Republican Conference Chairman Mike Pence (Ind.) deferred to Cantor’s office when asked about his party being split on the issue. He said he voted against the bill because he “made a commitment three years ago to decline earmarks.”
The vote stuck in the craw of GOP appropriators who feel they have borne the brunt of earmark attacks even though earmarks in tax and authorizing bills aren’t significantly different.
“Hell yeah, there’s a double standard,” Rep. Jack Kingston (R-Ga.) said. “There still seems to be universal support for earmarks around here. I think we just had a referendum.”
Some Republicans gave Democrats credit for their strategy of bringing up the jobs bill on the suspension calendar, which forced a straight up-or-down vote on the measure — and forced GOP lawmakers to choose between voting against a jobs proposal or holding to their personal definition of an earmark.
“I give the Democrats an A-plus for trying to put us in a box. That was a brilliant move,” said Rep. Jason Chaffetz, who voted for the bill. “They didn’t have to bring it up on suspension. I’ll pat them on the back.”
The Utah Republican said his party needs to “distinguish between abiding by not asking for an earmark versus not voting for something that might have an earmark in it. I think there’s a definition problem.”
Chaffetz said the bill technically includes earmarks, but “I didn’t ask for any of them. So I feel comfortable voting for the bill.”
Cantor spokesman Brad Dayspring said GOP leaders acknowledged that the vote was “not an easy decision for Members” but that under House rules, the tariffs in the bill “are still treated as earmarks.”
Despite that, there continues to be “varying opinions about this from outside watchdog groups and Members themselves, which underscores the need for real earmark reform in the House, so that Members and the public have clear rules and a new process that separates worthy projects from worthless pork,” he said.
Oversight and Government Reform ranking member Darrell Issa (R-Calif.), who has sworn off earmarks, said he voted for the bill because “lowering impediments to manufacturers having access to parts weighed more heavily than the offset.”
Some rank-and-file Democrats walked away from the vote saying their support for the bill is a step toward burnishing their job-making credentials independent of the Obama administration.
With President Barack Obama’s poll numbers under water in many vulnerable districts and unemployment still near 10 percent, Members are pushing bottom-up initiatives like the manufacturing agenda rather than simply hitching their fortunes to the president’s agenda.
Rep. Dennis Cardoza, who represents the fiscally conservative Blue Dog Democrats in leadership meetings, has repeatedly criticized the administration for its handling of the housing crisis as well as manufacturing.

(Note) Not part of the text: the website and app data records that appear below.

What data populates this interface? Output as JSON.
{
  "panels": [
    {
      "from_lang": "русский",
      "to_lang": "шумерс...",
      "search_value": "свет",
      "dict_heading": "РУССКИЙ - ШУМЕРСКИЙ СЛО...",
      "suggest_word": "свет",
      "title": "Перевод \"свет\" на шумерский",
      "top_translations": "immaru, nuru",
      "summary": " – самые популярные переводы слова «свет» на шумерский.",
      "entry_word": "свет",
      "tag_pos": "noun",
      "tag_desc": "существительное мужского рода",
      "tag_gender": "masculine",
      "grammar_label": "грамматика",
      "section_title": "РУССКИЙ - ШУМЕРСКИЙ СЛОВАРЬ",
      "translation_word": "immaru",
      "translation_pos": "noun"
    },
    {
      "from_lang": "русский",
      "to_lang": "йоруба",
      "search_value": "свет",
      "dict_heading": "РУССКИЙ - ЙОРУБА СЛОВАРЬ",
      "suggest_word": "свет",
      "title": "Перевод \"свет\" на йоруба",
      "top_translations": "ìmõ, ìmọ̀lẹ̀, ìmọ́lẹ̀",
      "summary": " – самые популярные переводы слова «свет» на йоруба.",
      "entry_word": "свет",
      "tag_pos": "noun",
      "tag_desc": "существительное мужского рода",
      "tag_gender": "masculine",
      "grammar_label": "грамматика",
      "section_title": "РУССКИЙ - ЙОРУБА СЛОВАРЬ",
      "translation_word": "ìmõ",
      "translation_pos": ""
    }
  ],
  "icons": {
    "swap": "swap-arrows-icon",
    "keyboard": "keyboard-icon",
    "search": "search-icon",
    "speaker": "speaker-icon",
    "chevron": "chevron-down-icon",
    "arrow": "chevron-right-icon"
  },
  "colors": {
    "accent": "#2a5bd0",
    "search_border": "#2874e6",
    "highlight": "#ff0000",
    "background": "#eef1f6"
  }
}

“It’s about finally getting the administration to understand that we need this manufacturing agenda for the country,” the California Democrat said. “This administration has not stemmed the tide of manufacturing jobs heading overseas.”
Rep. Gerry Connolly said that Members remain concerned about high unemployment and want to keep passing legislation to try to address it. “Unemployment has stayed stubbornly high against all predictions,” the Virginia Democrat said, adding there is “enormous frustration.”
“Why aren’t the numbers moving faster? We’re not where we thought we would be. There is a growing sense around here that we need to take some additional steps.”